1.e4 e5 2.Nf3 Nc6 3.Bb5 Nf6 The much-vaunted Berlin "Wall" Defence - the weapon of choice now at elite level (witness the recent London Chess Classic) for Black players looking to draw. It is not easy for White to break this down. 4.0-0 Nxe4 5.d4 Nd6 6.Bxc6 dxc6 7.dxe5 Nf5 8.Qxd8+ Kxd8 9.h3 h6 The Berlin has become filled with subtle, prophylactic moves; the idea being to prevent one side or the other getting certain moves and manoeuvres in - and this move takes away the g5-square from White's bishop and knight. 10.Rd1+ Ke8 11.Nc3 Bd7 12.Bf4 Rd8 13.Bh2 A new move; but not untypical in such positions after h3 has been played, as you London System-like tuck the bishop safely back on h2. Previously, Fabiano Caruana had this position twice against Magnus Carlsen and won with 13.Ne4 Be7 (Caruana commented that the critical move was 13...c5!?) 14.g4 Nh4 15. Nxh4 Bxh4 16.Kg2 Be6 17.f3 b6 18.b3 c5 19.c4 and Black's position came under great pressure and Caruana went on to win (1-0 in 53): Caruana-Carlsen, Shamkir 2014. 13...Bb4 14.Ne2 g5 15.g4 Ng7 16.Ng3 c5?! Dubious now, as the Black bishop spends too much time on the wrong side of the board and - as we shall soon see - d5 becomes a fulcrum point for White's pirouetting knight. 17.c3 This was played under a shortened time-control.
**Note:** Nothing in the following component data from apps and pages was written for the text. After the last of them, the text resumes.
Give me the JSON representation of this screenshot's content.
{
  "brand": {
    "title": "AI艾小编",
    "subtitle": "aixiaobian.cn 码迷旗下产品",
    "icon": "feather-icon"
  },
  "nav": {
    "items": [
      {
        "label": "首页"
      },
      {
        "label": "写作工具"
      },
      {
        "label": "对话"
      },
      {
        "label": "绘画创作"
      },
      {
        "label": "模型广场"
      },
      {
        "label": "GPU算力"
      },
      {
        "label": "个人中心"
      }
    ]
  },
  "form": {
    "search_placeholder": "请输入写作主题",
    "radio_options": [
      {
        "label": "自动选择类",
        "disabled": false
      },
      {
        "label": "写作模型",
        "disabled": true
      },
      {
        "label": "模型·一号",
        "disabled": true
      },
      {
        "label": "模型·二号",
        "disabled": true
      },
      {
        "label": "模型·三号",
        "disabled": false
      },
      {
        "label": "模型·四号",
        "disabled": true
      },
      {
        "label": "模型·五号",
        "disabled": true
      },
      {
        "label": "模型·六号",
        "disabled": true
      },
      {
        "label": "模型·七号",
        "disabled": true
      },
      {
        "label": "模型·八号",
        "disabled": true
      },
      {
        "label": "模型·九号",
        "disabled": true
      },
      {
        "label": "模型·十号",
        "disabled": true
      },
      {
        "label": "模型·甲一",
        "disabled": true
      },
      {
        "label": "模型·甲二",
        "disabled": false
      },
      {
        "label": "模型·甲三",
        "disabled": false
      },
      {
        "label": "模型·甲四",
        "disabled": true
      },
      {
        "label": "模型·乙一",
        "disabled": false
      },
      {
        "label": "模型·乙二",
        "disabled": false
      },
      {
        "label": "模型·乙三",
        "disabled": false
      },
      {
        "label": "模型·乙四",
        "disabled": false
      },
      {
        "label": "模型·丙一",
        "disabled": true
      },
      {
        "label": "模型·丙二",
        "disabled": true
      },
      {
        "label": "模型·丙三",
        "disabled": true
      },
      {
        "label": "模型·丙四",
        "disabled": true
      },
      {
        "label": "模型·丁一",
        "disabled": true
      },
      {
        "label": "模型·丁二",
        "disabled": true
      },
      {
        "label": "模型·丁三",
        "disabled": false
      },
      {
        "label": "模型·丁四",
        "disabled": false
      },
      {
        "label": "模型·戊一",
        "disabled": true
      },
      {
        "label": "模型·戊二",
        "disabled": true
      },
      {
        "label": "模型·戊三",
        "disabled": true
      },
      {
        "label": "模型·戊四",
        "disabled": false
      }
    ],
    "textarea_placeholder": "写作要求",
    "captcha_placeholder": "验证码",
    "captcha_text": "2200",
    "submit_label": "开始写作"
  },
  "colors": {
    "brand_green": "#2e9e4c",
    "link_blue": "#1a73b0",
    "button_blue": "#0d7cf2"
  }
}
But given more time, Sevian could well have been seduced by considering 17.e6!? Nxe6 18.c3 Ba5 19.Nh5 and although Black has a pawn, White has lots of good entry squares for his pieces that make things awkward for his opponent to defend against. However, given the time constraints, Sevian showed great maturity in what he played. 17...Ba5 18.Ne4 Bc6 19.Nfd2 Ne6 20.Nf6+ Ke7 21.Nc4 Bb6 22.Ne3! Heading for the superb outpost on f5. 22...Ng7 23.Ned5+ Bxd5 Pretty much forced, as a king move allows 24.c4 anchoring the knight on d5. 24.Nxd5+ Ke8 25.a4! The highly experienced, and much higher rated Jakovenko is nothing short of being outplayed here: Sevian is handling the game like an experienced elite player. 25...c6 26.Nf6+! Stronger than 26.Nxb6 , which also had its merits. 26...Ke7 27.Ne4 Ne6 28.Nd6 The knight, with wonderful outposts on d6, c4, e4 and f5, soon becomes a thorn in Jakovenko's side. 28...Rd7?! Not so good, as it falls into a forcing line. Black was concerned about his b7-pawn; but better was 28...Bc7, as Black has chances to hold this position.  Certainly not an easy job, but it was his only hope now. 29.a5 Bd8 Now, if 29...Bc7 30.Nxb7 Rb8 31.a6! is the big difference with the previous note. 30.a6 b5 31.Nf5+ Ke8 32.Kg2 c4 33.Rxd7 Kxd7 34.Rd1+ Kc7 35.Rd6 Black is hanging on - but only just. White's pieces are all involved in the game and are working at their full potential. Not so for Black, though - his pieces have become disjointed and not working together. 35...Kb6 36.Rd7 Kxa6 37.Rxf7 Kb6 38.Rd7 a5 39.f3! (See Diagram) It looks innocent, but there's a deadly sting to this move, as suddenly White finds a potential winning diagonal for his bishop on h2 to spring to. 39...Re8? Jakovenko finally cracks under the relentless pressure. He had to play 39...b4 40.Nd6 c5 and try to make something of the queenside pawns to complicate matters; though even here, White would still win. 40.Nd6 Rf8 41.Nc8+ 1-0 After 41.Nc8+ it is a forced mate: 41...Ka6 (41...Kc5 42.Bg1+ Nd4 43.Bxd4#) 42.Ra7#.

0 Comments December 18, 2015

Leave a Reply